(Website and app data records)

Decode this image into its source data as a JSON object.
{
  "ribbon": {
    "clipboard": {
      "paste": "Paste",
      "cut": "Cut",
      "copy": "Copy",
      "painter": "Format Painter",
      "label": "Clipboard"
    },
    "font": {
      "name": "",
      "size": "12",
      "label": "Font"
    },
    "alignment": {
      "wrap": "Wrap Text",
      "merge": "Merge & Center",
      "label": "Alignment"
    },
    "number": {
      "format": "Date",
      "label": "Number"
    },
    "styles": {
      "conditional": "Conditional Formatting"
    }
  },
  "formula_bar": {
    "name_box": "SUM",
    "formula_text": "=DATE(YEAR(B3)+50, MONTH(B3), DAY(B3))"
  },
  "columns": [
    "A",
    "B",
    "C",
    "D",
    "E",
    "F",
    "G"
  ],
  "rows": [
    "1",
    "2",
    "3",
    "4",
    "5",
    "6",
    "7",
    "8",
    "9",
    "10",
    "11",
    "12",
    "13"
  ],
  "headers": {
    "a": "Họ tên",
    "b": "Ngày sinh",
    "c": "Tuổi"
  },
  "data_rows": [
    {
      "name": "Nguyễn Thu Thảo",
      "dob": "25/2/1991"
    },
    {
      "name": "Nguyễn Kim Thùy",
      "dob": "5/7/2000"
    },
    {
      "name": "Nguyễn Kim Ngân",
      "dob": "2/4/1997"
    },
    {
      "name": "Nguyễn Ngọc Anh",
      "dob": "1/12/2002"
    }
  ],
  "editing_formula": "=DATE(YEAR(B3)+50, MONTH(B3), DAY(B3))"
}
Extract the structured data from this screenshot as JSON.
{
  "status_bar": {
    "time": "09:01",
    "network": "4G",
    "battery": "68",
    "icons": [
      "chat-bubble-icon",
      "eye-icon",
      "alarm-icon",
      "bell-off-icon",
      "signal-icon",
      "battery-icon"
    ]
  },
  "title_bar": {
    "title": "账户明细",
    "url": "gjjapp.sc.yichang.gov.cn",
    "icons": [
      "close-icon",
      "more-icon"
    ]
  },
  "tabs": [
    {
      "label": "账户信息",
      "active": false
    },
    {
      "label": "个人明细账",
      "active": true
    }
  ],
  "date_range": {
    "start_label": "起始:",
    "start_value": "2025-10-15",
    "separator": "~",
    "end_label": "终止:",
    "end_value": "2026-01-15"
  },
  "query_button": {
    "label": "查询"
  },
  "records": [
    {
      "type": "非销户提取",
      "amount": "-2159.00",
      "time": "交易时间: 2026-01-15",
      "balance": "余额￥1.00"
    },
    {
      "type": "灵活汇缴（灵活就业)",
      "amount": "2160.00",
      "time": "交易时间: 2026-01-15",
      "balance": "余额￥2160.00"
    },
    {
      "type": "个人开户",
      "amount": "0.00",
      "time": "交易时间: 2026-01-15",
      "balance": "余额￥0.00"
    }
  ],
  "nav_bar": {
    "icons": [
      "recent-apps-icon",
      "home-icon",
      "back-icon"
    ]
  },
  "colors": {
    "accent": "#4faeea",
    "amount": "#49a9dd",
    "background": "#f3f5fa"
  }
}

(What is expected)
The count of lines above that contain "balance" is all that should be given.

(Response to the task)
3